Salami said Iran's enemies were not seeking military confrontation. "They want to pressure our country by economic isolation ... Resistance is the only way to confront these enemies, not diplomacy," Fars quoted him as saying.
Trump also said on Tuesday he would revive U.S. economic sanctions against Iran, penalising foreign firms doing business with Tehran and further undermining what he called "a horrible, one-sided deal that should have never, ever been made".
Europeans fear a collapse of the deal could raise the risk of deepening conflicts in the Middle East.
Early on Thursday, Iranian forces launched their first attack on Israel from inside Syria, firing rockets at army bases in the Golan Heights, Israel said.
That prompted one of the heaviest Israeli barrages against Syria since the conflict there began in 2011.
The pact, the signature foreign policy achievement of Trump's predecessor Barack Obama, was designed to prevent Iran developing a nuclear bomb in exchange for lifting most sanctions that had crippled its economy. Sanctions were removed in 2016.
Trump complained that the agreement failed to address Iran’s ballistic missile programme, its nuclear activities beyond 2025 or its role in conflicts in the Middle East, where Tehran has been involved in a proxy war from Lebanon to Yemen for decades.
In defiance of Western pressure to curb the missile programme, Tehran says it is essential precautionary defence against the United States and other adversaries, primarily Gulf Arab states and Israel.
"Exiting the deal and their concerns over Iran's missile work are excuses to bring our nation to its knees," Salami said.

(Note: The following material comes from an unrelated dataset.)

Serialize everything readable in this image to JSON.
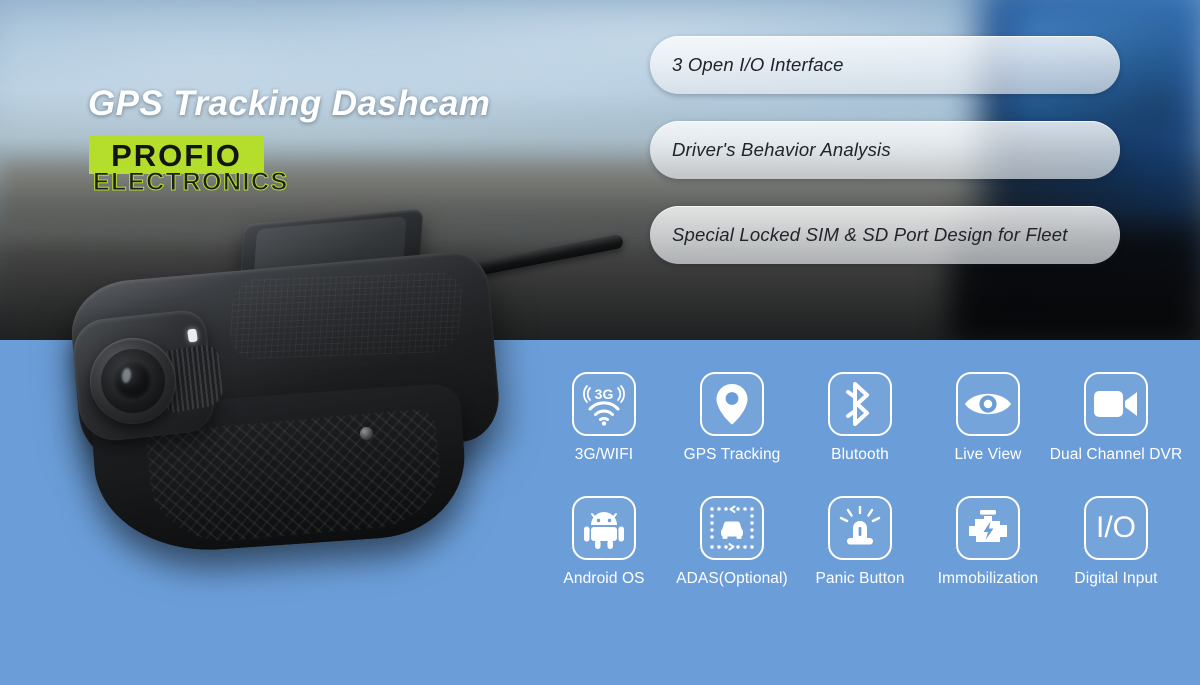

The Guard's overseas arm, the Quds force, operates in Iraq, Syria and Yemen among other places.